Tuesday, November 25, 2008

Robert Lepage and Peter Brook

I've been attending theater nonstop recently - five shows in the last four days.  Three of them were shows I was scouting for the Festival of Jewish Theater and Ideas, in one way or another.  And two of them were directed by two masters of the avant garde: Peter Brook and Robert Lepage.

Peter Brook is known, of course, for his book The Empty Space, which I read in college.  It is a great book with deep insights.  Or so it seems when reading it.  Unfortunately I have now seen two of Brook's plays:  The Man Who..., and this most recent production (at the New York Theater Workshop), The Grand Inquisitor, and to say I have been underwhelmed is to exaggerate my enthusiasm.  They are both indeed done in an empty space, with minimal set, minimal lights, minimal costumes, and, sadly, minimal drama.

Both times they commit the worse crime a production can commit.  They were tedious.  I was particularly sad about The Man Who..., as I love the source material (Oliver Sacks' The Man Who Mistook His Wife for a Hat) That suffered from Brook's desire to use a multinational cast who, unfortunately, didn't all have a good grasp of English.  In a play exploring neurology, especially neurological conditions that affect language, that's a major problem.
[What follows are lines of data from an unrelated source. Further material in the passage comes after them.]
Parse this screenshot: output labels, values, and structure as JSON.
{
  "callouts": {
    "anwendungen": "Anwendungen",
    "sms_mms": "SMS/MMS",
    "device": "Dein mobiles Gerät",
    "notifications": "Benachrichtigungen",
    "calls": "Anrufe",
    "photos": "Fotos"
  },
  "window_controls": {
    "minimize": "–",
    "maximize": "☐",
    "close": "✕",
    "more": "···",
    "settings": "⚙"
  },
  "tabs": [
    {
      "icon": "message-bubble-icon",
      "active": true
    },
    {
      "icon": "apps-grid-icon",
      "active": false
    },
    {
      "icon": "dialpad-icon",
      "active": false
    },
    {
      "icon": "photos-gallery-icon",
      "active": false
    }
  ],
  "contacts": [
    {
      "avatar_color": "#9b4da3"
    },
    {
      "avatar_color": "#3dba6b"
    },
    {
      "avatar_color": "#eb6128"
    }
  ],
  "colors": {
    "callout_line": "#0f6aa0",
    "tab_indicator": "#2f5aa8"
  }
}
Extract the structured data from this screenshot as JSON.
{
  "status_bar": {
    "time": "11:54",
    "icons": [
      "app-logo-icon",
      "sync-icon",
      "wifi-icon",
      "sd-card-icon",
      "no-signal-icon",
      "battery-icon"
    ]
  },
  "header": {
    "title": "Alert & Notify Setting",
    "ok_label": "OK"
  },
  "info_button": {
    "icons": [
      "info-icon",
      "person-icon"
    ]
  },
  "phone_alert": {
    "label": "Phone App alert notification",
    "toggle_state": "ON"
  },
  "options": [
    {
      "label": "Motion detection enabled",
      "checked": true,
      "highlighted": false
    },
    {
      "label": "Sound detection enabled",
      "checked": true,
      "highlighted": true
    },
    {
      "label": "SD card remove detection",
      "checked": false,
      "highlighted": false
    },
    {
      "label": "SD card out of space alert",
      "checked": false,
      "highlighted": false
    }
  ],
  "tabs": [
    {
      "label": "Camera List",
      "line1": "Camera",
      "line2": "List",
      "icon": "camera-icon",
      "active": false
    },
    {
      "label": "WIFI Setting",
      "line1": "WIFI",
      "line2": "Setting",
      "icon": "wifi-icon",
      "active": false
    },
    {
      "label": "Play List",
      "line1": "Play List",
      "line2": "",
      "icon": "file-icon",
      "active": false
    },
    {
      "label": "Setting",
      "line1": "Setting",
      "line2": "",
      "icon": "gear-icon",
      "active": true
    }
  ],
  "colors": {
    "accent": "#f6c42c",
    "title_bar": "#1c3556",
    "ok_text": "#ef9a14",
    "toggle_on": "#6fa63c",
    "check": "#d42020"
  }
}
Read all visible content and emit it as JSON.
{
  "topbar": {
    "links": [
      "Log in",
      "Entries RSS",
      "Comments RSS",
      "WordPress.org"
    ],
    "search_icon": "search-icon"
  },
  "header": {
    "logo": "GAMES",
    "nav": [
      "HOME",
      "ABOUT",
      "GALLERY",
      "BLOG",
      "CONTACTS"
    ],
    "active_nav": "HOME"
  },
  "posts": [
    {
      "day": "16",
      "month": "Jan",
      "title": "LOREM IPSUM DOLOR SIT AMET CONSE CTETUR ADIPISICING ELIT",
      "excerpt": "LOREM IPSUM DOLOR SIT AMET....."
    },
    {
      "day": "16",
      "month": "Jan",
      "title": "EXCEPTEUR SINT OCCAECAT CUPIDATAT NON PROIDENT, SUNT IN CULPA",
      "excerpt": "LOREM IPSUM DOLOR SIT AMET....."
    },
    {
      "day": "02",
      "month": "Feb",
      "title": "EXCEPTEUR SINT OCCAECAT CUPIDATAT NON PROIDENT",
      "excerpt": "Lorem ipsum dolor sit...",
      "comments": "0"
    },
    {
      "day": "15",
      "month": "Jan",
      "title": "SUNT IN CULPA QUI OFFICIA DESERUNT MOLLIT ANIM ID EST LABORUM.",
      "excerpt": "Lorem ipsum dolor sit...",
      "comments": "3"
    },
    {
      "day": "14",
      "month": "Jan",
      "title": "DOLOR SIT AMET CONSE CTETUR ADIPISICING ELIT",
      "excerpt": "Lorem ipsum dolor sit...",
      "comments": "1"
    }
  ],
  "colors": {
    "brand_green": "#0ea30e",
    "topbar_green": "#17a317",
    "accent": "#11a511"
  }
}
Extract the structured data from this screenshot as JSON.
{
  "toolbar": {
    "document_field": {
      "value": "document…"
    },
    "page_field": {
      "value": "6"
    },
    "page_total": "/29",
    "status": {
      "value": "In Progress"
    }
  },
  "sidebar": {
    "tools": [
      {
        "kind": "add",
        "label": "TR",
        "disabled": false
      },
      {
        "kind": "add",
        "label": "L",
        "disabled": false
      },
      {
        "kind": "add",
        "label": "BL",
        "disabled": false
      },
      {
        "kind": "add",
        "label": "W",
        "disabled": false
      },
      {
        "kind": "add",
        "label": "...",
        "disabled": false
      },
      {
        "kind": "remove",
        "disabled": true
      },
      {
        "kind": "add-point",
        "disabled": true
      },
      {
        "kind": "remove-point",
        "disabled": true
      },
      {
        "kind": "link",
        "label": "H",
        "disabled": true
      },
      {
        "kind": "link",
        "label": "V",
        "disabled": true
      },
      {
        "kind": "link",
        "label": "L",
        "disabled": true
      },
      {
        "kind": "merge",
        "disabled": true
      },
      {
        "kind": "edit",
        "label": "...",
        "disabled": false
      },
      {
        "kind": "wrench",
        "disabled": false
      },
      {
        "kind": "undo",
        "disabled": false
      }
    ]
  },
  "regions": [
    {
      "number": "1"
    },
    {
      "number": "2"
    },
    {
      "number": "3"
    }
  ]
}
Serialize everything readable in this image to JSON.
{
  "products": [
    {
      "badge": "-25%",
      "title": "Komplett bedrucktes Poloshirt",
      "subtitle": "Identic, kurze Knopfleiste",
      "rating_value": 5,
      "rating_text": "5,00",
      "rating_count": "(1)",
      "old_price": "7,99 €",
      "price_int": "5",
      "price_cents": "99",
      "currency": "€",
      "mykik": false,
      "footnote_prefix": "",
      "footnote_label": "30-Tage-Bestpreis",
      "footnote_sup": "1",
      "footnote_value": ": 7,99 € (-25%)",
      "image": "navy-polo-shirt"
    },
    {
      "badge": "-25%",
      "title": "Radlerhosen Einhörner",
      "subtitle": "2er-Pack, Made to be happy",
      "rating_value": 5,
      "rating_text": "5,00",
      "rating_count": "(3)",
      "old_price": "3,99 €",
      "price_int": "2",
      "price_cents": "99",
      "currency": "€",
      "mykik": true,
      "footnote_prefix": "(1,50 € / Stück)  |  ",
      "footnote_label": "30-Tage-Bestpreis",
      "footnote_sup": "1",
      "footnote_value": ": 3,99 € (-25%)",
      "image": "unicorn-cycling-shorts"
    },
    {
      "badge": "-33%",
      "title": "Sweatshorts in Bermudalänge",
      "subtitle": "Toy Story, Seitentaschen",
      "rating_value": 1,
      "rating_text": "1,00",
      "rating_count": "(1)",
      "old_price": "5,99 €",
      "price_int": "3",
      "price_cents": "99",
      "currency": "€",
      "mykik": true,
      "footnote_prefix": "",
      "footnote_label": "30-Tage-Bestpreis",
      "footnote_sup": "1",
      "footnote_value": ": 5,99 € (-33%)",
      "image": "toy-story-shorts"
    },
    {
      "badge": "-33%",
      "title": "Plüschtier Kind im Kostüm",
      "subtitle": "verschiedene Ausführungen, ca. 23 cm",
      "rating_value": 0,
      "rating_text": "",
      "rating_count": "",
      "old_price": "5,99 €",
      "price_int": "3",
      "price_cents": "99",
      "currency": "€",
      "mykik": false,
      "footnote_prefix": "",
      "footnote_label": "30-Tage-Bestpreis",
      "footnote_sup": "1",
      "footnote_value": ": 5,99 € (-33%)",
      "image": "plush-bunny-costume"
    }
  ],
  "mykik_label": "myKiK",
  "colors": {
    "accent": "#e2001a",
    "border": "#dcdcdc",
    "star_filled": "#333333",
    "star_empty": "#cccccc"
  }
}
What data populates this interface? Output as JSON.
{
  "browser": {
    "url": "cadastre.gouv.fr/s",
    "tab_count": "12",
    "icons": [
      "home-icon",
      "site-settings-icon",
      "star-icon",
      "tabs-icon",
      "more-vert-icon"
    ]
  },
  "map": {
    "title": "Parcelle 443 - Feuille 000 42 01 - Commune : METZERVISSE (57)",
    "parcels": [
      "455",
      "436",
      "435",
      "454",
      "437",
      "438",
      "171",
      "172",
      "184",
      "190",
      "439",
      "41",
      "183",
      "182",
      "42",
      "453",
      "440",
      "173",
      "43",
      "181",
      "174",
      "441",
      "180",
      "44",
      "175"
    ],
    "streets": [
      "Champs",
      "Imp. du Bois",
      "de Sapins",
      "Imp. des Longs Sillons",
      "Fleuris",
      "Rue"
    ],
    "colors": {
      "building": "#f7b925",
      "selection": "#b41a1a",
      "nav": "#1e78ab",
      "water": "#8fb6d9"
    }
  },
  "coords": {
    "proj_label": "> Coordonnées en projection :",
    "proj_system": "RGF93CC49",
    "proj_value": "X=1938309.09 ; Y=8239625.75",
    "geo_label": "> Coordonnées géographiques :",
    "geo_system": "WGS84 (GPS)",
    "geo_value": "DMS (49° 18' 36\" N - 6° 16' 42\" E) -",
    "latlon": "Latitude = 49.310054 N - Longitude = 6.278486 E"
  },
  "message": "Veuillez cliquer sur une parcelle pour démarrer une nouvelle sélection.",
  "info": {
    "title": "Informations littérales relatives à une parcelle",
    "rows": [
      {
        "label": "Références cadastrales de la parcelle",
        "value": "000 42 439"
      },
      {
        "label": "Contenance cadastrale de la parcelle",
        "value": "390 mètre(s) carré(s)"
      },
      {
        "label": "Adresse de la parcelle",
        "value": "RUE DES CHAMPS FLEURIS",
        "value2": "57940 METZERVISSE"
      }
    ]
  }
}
The Grand Inquisitor features Bruce Myers, whose command of English was impeccable.  But a one man recitation without theatrical affect demands work so riveting that it needs nothing else.  It wasn't.  And a production so spare demands that each gesture mean the world.  But the gestures were just motions.

Now, I have been told by those who have seen his Midsummer Night's Dream or King Lear (both before my time) that Brook is capable of greatness.  Perhaps he is.  Robert Lepage certainly is.  I have seen him direct The Far Side of the Moon, one of my favorite productions ever.  I even found his less acclaimed Elsinore amazing.

Unfortunately, this time he was directing The Damnation of Faust by Hector Belioz at the Metropolitan Opera.  It was an opera that was never really meant to be staged.  It was only staged in full once during Belioz's life.

Lepage has a whole new set of video toys at his disposal, now.  The Times did a whole feature on them, and they are impressive, as far as technology goes.  As far as theater goes, however, they have yet to prove themselves.

In fact, it seemed to me as if Lepage's toys got in the way of his inventiveness.  The most powerful moments I've seen Lepage direct are often the simplest.  I think often of the moment in The Far Side of the Moon where he invoked the full feeling of being in outer space just by sort of wiggling on the floor.  It sounds almost ridiculous, but in context it was amazing.  And though Elsinore seemed at times to be a series of magic tricks, they were incredible magic tricks that made you wonder how he could have possibly accomplished them.

The tech for this opera is amazing to tech geeks, I'm sure, but to to an average audience member it just looks like projection, and theatrically static projections at that.  Perhaps with a more dramatic opera Lepage will have more success.  Lepage is planning to use some of his new tricks with his Ring cycle, coming up at the Met, and I hope, I truly hope, that it will all pay off there.

Because each time I've walked in the theater over the last four days I've walked in hoping to be amazed.  To be transported.  To be reminded what I truly love about theater.  It hasn't happened recently.  To tell the truth, it rarely happens.

But Lepage is capable of it.  Perhaps Brook is as well.

Maybe next time.

No comments: